WHAT IS BEING ASKED:
Would you reproduce the data below exactly, please, leaving out its images?

======== DATA ========

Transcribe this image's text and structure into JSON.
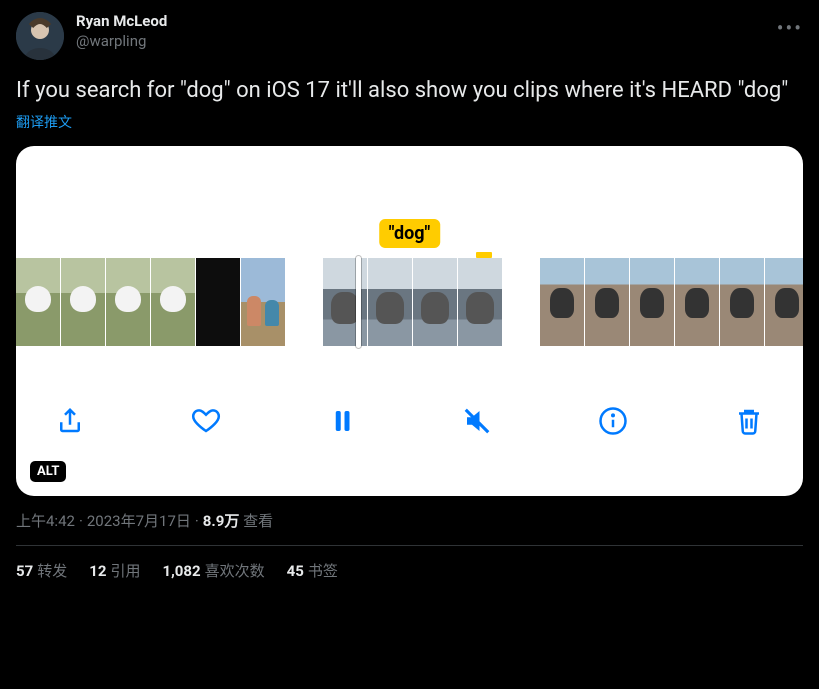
{
  "author": {
    "display_name": "Ryan McLeod",
    "handle": "@warpling"
  },
  "tweet_text": "If you search for \"dog\" on iOS 17 it'll also show you clips where it's HEARD \"dog\"",
  "translate_label": "翻译推文",
  "media": {
    "caption_text": "\"dog\"",
    "alt_badge": "ALT"
  },
  "meta": {
    "time": "上午4:42",
    "date": "2023年7月17日",
    "views_count": "8.9万",
    "views_label": "查看"
  },
  "stats": {
    "retweets_n": "57",
    "retweets_label": "转发",
    "quotes_n": "12",
    "quotes_label": "引用",
    "likes_n": "1,082",
    "likes_label": "喜欢次数",
    "bookmarks_n": "45",
    "bookmarks_label": "书签"
  }
}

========

RESPONSE BELOW:
Transcribe this image's text and structure into JSON.
{
  "author": {
    "display_name": "Ryan McLeod",
    "handle": "@warpling"
  },
  "tweet_text": "If you search for \"dog\" on iOS 17 it'll also show you clips where it's HEARD \"dog\"",
  "translate_label": "翻译推文",
  "media": {
    "caption_text": "\"dog\"",
    "alt_badge": "ALT"
  },
  "meta": {
    "time": "上午4:42",
    "date": "2023年7月17日",
    "views_count": "8.9万",
    "views_label": "查看"
  },
  "stats": {
    "retweets_n": "57",
    "retweets_label": "转发",
    "quotes_n": "12",
    "quotes_label": "引用",
    "likes_n": "1,082",
    "likes_label": "喜欢次数",
    "bookmarks_n": "45",
    "bookmarks_label": "书签"
  }
}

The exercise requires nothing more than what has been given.